* [Task statement]: Each entry must be restated word for word, with nothing omitted.

* [Extracted records]:
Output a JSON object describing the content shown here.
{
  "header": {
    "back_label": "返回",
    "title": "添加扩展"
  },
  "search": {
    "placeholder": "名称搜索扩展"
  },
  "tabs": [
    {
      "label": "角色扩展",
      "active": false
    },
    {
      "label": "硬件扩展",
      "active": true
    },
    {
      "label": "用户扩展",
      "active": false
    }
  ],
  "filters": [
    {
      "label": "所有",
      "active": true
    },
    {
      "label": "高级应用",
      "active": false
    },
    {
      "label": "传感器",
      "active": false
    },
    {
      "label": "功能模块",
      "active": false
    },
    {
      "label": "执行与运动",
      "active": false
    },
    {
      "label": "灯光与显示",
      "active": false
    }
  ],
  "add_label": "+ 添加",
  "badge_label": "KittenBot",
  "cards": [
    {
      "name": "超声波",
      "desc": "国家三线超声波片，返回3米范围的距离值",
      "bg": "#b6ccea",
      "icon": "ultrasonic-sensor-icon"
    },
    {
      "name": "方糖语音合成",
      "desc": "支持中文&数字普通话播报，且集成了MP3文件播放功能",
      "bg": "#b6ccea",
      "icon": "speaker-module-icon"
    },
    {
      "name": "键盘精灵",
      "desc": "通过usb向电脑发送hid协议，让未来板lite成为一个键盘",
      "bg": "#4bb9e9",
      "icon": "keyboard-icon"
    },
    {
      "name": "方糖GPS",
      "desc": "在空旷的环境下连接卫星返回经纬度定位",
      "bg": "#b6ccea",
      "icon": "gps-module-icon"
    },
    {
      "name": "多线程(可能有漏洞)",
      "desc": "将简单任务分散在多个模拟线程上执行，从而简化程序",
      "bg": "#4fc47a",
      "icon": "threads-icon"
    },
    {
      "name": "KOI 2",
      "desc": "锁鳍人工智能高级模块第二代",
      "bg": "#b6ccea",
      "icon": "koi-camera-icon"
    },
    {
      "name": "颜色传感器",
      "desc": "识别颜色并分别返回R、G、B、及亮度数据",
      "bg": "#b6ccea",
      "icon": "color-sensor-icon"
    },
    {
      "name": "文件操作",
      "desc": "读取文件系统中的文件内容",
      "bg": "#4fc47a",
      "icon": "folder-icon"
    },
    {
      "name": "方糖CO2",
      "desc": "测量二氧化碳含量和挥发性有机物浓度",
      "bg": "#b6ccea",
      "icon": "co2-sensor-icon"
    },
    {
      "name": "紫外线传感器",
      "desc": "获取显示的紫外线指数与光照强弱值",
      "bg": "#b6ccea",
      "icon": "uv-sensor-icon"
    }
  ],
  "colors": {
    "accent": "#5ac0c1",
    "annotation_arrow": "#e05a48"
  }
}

* [Task output]:
Output a JSON object describing the content shown here.
{
  "header": {
    "back_label": "返回",
    "title": "添加扩展"
  },
  "search": {
    "placeholder": "名称搜索扩展"
  },
  "tabs": [
    {
      "label": "角色扩展",
      "active": false
    },
    {
      "label": "硬件扩展",
      "active": true
    },
    {
      "label": "用户扩展",
      "active": false
    }
  ],
  "filters": [
    {
      "label": "所有",
      "active": true
    },
    {
      "label": "高级应用",
      "active": false
    },
    {
      "label": "传感器",
      "active": false
    },
    {
      "label": "功能模块",
      "active": false
    },
    {
      "label": "执行与运动",
      "active": false
    },
    {
      "label": "灯光与显示",
      "active": false
    }
  ],
  "add_label": "+ 添加",
  "badge_label": "KittenBot",
  "cards": [
    {
      "name": "超声波",
      "desc": "国家三线超声波片，返回3米范围的距离值",
      "bg": "#b6ccea",
      "icon": "ultrasonic-sensor-icon"
    },
    {
      "name": "方糖语音合成",
      "desc": "支持中文&数字普通话播报，且集成了MP3文件播放功能",
      "bg": "#b6ccea",
      "icon": "speaker-module-icon"
    },
    {
      "name": "键盘精灵",
      "desc": "通过usb向电脑发送hid协议，让未来板lite成为一个键盘",
      "bg": "#4bb9e9",
      "icon": "keyboard-icon"
    },
    {
      "name": "方糖GPS",
      "desc": "在空旷的环境下连接卫星返回经纬度定位",
      "bg": "#b6ccea",
      "icon": "gps-module-icon"
    },
    {
      "name": "多线程(可能有漏洞)",
      "desc": "将简单任务分散在多个模拟线程上执行，从而简化程序",
      "bg": "#4fc47a",
      "icon": "threads-icon"
    },
    {
      "name": "KOI 2",
      "desc": "锁鳍人工智能高级模块第二代",
      "bg": "#b6ccea",
      "icon": "koi-camera-icon"
    },
    {
      "name": "颜色传感器",
      "desc": "识别颜色并分别返回R、G、B、及亮度数据",
      "bg": "#b6ccea",
      "icon": "color-sensor-icon"
    },
    {
      "name": "文件操作",
      "desc": "读取文件系统中的文件内容",
      "bg": "#4fc47a",
      "icon": "folder-icon"
    },
    {
      "name": "方糖CO2",
      "desc": "测量二氧化碳含量和挥发性有机物浓度",
      "bg": "#b6ccea",
      "icon": "co2-sensor-icon"
    },
    {
      "name": "紫外线传感器",
      "desc": "获取显示的紫外线指数与光照强弱值",
      "bg": "#b6ccea",
      "icon": "uv-sensor-icon"
    }
  ],
  "colors": {
    "accent": "#5ac0c1",
    "annotation_arrow": "#e05a48"
  }
}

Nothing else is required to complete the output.